In the 1970s, Jersey City was a major industrial center, with factories and warehouses lining the waterfront. The Port of Jersey City, one of the busiest ports on the East Coast, was a significant employer and economic driver for the city. The city was also a transportation hub, with multiple train lines, the Hudson-Bergen Light Rail service, and several major highways, such as the New Jersey Turnpike and the Holland Tunnel, connecting it to New York City.
The population of Jersey City in the 1970s was diverse, with many immigrants from Europe and Latin America. African Americans also made up a significant portion of the population. Many working-class residents lived in densely populated neighborhoods such as Journal Square, Greenville, and Bergen-Lafayette.
However, poverty and crime were significant issues in many of these neighborhoods. The city had a high crime rate, with many violent and property crimes reported. The city’s economy was struggling, with many factories closing or moving out of the city and high unemployment rates.

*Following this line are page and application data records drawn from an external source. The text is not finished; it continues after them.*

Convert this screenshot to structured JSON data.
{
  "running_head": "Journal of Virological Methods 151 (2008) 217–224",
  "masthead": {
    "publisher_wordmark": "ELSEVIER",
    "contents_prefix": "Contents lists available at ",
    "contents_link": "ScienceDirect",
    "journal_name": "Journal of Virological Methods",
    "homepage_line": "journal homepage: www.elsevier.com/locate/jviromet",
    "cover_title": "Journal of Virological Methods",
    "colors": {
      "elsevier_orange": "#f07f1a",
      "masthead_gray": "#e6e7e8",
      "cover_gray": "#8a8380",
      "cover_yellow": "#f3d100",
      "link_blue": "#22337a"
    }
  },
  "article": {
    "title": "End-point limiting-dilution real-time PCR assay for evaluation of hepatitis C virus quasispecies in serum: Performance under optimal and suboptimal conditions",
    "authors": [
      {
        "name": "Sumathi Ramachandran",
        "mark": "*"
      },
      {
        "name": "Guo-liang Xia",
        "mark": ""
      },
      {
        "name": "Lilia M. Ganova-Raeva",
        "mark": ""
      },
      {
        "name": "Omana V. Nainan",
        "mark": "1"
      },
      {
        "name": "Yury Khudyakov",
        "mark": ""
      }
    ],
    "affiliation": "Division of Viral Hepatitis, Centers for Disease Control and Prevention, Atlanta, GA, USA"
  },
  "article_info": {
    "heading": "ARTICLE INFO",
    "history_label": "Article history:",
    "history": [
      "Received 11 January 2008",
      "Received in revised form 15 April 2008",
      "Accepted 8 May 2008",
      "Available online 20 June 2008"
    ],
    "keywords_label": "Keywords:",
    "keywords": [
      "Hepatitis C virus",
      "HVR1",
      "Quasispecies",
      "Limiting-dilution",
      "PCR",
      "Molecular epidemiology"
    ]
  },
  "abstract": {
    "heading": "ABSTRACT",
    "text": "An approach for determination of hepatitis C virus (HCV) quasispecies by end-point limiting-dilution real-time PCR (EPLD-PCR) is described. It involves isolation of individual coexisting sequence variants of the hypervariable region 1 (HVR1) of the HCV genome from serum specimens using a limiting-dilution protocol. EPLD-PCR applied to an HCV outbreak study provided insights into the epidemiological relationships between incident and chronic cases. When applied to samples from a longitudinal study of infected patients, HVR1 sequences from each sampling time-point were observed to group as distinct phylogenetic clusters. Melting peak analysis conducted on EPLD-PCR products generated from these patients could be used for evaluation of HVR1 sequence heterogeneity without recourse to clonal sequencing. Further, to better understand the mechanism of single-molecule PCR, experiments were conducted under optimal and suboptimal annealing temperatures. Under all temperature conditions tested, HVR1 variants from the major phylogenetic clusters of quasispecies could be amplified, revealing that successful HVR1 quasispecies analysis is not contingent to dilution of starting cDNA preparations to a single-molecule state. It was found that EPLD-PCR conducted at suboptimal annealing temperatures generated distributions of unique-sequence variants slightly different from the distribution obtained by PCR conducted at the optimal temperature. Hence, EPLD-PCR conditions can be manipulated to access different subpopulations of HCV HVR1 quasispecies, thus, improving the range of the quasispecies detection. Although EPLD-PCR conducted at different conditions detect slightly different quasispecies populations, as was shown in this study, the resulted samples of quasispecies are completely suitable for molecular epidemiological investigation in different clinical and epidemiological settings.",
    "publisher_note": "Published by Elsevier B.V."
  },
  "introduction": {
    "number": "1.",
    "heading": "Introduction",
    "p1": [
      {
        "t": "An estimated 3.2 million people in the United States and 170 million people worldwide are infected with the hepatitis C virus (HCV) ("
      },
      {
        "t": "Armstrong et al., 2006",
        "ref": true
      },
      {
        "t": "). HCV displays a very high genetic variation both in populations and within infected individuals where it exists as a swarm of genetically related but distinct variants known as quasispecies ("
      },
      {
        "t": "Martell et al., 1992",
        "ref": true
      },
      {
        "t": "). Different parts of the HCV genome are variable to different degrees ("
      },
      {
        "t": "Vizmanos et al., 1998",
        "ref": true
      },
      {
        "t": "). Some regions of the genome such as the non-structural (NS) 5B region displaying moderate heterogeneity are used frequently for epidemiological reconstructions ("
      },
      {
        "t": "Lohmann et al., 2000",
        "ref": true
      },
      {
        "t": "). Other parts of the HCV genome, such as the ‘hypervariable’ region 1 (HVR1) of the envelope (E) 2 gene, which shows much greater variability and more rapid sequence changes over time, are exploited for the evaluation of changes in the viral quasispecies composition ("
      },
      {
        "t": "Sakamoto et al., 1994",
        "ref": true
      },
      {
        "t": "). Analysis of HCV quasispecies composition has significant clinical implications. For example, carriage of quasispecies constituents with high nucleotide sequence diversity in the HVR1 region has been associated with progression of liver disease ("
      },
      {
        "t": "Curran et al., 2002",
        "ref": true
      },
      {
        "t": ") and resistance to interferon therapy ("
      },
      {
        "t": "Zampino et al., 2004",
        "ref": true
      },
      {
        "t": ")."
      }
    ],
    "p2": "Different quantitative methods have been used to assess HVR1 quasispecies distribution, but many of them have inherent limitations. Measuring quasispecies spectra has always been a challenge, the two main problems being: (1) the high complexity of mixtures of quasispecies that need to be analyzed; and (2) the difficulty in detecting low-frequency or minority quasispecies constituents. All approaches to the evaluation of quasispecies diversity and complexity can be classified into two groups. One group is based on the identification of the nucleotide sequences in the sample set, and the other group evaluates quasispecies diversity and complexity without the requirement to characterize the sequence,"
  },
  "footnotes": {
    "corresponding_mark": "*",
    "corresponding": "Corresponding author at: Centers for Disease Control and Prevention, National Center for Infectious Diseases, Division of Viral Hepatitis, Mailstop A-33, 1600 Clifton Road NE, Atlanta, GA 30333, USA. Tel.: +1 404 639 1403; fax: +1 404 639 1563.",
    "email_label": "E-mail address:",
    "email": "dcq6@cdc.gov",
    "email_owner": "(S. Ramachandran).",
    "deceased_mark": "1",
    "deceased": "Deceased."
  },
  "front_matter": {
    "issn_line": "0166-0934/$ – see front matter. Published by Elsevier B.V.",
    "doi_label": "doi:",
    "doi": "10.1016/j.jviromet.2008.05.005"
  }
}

Despite these challenges, there were also signs of revitalization and redevelopment in the 1970s. The downtown area, particularly along Grove Street and Newark Avenue, was undergoing a resurgence. The city government was also working on urban renewal projects, such as the construction of new housing and the development of Liberty State Park.